  • There have been 13,873 confirmed positive cases
  • There have been 8,182 recovered cases
  • 120 people have died 
  • 9 out of 60 long-term care and related facilities on-reserve have been affected
    • Of those facilities, there have been 89 cases among residents 
    • The case fatality of those cases has been 15/89 or (17%)
  • Over 90% of the cases have been in Western Canada

*all data from Indigenous Services Canada, see footnote 2.

The spread of COVID-19 in Indigenous communities

To understand the spread of COVID-19, we have to take into consideration the factors that contribute to its spread on-reserve. As the Canadian Medical Association notes, public health measures aimed at preventing the spread of COVID-19, like social distancing and hygiene practices, “require people to have housing, water, food and income security, which are often inadequate in Indigenous communities.”[4] In the context of a housing crisis in Indigenous communities, this caution rings true.


(Photo Credit: Women's College Hospital Healthcare,,-education-and-innovation/indigenous-wellbeing-in-the-times-of-covid-19)

Without funding and resources to support these basic needs, how can Indigenous communities adhere to these guidelines and prevent the spread of the virus? 

Colonialism and COVID-19

Historically, settlers brought diseases like smallpox and the Spanish flu upon their arrival to Turtle Island, resulting in the death of thousands of Indigenous Peoples. [5] Along with the imposition of Western views of medicine over traditional Indigenous healing practices, the treatment of Indigenous peoples in healthcare has left lingering distrust, especially in the context of public health. Take, for instance, the Indian Hospitals. The government created these hospitals in response to the high rates of tuberculosis in government-run residential schools, to protect non-Indigenous peoples from the spread of tuberculosis, through racial segregation and inferior (and often harmful) healthcare.[6]  

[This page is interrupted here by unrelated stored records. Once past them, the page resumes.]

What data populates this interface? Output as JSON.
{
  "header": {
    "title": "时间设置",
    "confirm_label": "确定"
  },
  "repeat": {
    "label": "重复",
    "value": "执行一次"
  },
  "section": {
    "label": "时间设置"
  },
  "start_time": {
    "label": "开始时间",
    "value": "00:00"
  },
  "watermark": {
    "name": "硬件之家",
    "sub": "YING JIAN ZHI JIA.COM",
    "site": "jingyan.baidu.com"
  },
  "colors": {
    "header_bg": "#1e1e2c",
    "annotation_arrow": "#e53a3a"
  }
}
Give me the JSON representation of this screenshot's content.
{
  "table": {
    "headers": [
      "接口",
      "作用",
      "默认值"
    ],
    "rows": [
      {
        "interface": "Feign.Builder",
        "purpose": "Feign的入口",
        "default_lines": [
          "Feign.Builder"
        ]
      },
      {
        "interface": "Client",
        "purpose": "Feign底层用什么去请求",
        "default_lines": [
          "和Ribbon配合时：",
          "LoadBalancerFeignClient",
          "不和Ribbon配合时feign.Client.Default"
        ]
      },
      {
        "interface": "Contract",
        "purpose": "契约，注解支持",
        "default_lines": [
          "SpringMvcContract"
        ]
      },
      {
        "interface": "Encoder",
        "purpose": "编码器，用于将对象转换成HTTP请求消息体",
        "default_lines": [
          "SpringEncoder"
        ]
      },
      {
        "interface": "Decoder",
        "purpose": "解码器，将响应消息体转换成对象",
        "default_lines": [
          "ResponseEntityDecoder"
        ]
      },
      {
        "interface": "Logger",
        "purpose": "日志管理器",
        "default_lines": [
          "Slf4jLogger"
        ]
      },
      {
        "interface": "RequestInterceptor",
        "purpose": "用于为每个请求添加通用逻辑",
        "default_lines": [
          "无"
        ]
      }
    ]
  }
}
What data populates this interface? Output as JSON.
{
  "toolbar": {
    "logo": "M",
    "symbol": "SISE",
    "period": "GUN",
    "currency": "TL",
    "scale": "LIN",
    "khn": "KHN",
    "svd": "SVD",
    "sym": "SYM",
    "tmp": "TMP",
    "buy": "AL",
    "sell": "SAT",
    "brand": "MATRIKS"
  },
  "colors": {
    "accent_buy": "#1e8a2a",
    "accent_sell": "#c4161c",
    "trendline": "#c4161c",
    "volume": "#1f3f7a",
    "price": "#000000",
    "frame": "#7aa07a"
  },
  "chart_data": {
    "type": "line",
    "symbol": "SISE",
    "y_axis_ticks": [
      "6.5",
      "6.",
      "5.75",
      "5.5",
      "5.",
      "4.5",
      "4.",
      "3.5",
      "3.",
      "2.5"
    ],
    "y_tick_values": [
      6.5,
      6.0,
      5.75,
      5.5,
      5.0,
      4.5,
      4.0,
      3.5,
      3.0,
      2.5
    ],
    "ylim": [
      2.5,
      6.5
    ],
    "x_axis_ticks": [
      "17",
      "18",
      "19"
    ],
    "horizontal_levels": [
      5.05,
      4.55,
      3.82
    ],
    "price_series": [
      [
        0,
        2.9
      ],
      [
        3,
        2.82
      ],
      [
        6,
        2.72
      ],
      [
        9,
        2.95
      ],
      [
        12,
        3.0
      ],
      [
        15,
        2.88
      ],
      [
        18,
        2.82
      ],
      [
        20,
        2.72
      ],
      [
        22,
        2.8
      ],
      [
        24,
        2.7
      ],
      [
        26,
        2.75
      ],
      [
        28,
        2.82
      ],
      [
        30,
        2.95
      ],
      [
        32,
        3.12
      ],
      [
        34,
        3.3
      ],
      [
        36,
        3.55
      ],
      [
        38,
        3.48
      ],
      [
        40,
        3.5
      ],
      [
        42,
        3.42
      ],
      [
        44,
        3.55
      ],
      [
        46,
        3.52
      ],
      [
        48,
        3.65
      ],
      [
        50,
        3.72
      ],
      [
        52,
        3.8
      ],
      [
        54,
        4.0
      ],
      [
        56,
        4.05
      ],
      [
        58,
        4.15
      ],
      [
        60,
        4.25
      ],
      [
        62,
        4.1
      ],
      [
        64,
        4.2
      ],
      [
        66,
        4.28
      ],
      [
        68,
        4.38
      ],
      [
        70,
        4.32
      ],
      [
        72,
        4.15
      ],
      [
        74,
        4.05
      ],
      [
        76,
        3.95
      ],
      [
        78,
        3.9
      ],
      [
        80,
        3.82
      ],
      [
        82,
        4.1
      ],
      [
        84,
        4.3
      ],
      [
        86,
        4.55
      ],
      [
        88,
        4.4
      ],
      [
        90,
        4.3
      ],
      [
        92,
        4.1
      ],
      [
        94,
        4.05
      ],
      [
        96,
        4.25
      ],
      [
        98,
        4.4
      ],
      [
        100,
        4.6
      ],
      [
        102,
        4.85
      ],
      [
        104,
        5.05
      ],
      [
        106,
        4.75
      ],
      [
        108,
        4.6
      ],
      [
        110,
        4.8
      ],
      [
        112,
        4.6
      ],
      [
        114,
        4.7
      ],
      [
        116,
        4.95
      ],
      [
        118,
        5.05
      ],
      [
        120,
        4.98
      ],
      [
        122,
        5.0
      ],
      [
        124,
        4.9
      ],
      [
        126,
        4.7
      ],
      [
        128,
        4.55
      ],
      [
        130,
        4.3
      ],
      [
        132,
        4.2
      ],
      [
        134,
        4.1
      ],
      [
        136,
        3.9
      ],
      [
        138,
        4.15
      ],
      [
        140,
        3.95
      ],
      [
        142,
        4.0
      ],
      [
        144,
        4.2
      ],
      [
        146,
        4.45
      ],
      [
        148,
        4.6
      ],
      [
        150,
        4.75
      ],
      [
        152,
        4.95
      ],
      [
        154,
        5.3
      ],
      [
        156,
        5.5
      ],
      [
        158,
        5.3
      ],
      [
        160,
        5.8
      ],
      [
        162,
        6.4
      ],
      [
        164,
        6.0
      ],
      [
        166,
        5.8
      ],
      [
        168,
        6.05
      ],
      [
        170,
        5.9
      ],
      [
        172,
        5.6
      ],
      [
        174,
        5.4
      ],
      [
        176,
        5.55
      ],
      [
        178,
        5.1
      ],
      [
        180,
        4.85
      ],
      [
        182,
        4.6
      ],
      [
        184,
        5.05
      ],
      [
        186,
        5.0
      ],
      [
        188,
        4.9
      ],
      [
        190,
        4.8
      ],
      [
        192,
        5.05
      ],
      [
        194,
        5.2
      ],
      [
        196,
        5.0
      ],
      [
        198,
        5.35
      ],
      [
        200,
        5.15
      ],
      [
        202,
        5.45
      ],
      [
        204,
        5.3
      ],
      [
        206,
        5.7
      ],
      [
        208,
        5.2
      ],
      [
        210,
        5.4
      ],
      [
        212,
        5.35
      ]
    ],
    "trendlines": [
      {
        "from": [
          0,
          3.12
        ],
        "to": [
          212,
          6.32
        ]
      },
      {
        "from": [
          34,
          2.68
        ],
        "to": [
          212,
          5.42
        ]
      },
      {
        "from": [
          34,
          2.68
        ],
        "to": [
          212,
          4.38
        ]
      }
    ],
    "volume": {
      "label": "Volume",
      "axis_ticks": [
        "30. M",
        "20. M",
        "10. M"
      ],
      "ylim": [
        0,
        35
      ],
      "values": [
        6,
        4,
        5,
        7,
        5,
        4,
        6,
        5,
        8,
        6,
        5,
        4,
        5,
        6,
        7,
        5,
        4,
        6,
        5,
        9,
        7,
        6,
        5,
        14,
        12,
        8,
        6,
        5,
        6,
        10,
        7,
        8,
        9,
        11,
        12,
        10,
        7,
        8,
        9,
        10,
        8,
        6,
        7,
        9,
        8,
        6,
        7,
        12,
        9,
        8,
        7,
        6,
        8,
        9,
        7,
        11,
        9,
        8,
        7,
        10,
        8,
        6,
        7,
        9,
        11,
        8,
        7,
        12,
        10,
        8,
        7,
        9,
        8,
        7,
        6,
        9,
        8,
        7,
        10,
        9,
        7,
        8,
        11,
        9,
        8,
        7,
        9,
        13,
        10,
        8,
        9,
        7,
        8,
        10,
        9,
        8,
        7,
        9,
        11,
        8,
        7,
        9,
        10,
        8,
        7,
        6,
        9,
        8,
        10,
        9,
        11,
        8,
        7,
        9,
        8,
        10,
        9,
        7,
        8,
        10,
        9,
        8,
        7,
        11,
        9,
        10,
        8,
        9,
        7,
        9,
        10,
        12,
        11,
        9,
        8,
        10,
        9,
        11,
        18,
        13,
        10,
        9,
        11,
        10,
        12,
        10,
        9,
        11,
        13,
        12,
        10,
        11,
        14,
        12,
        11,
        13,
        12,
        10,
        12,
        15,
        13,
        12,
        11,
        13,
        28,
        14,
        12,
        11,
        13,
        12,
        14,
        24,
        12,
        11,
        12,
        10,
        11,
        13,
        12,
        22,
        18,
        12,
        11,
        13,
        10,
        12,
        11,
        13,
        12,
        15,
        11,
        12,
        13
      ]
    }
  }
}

(Photo credit: Telfer, Jean. “Coqualeetza Residential School in Sardis, Chilliwack, BC,” circa 1935-1939, taken from

The mistreatment of Indigenous peoples in the healthcare system is far from history—the recent death of Joyce Echaquan while in hospital is a painful reminder of this reality. As a result, the public health response to COVID-19 in Indigenous communities cannot be successful without recognition of and reconciliation with Canada’s colonial past and present.[7]

Vaccination and Indigenous Communities

The public vaccination process has been difficult due to problems with supply and delivery. [8] The Government of Canada has identified adults in Indigenous communities as a priority for early COVID-19 protection, and some vaccination of this population has started.[9] However, in some provinces Indigenous peoples living off-reserve have not been identified as having the same priority, despite data showing a higher incidence of poorer health outcomes in this population. [10] Whether the prioritization of Indigenous peoples who choose to get vaccinated will translate into reality remains to be seen, as many vaccinations are currently on pause due to supply shortages. Needless to say, Team ReconciliAction will be monitoring this progress carefully.

Thanks for reading! 

Team ReconciliAction YEG, “Tracking every case of COVID-19 in Canada” CTV News (Jan 25, 2021) online:<>.

2Indigenous Services Canada, “Government of Canada COVID-19 Update for Indigenous Peoples and communities” (January 20, 2021), online: <>.


4Lisa Richardson & Allison Crawford, COVID-19 and the decolonization of Indigenous public health, (2020) CMAJ 192 (38), DOI: 10.1503/cmaj.200852. 


6Indian Residential School and History Centre, “Indian Hospitals in Canada” online: <>.

7Richardson, supra note 4.

8John Paul Tasker, “As Canada falls behind other countries on vaccinations, Trudeau promises to 'scale up' deliveries”CBC News (January 8, 2021) online: <>.

9Government of Canada, “Vaccines and treatments for COVID-19: Vaccine rollout” (January 22, 2021), online: <>.

10Bryan Kennedy, “Toronto’s Indigenous population largely overlooked in COVID-19 vaccine plans, doctors who work with them say” Toronto Star (January 23, 2021)  online: <>. 

COVID-19 and Indigenous Communities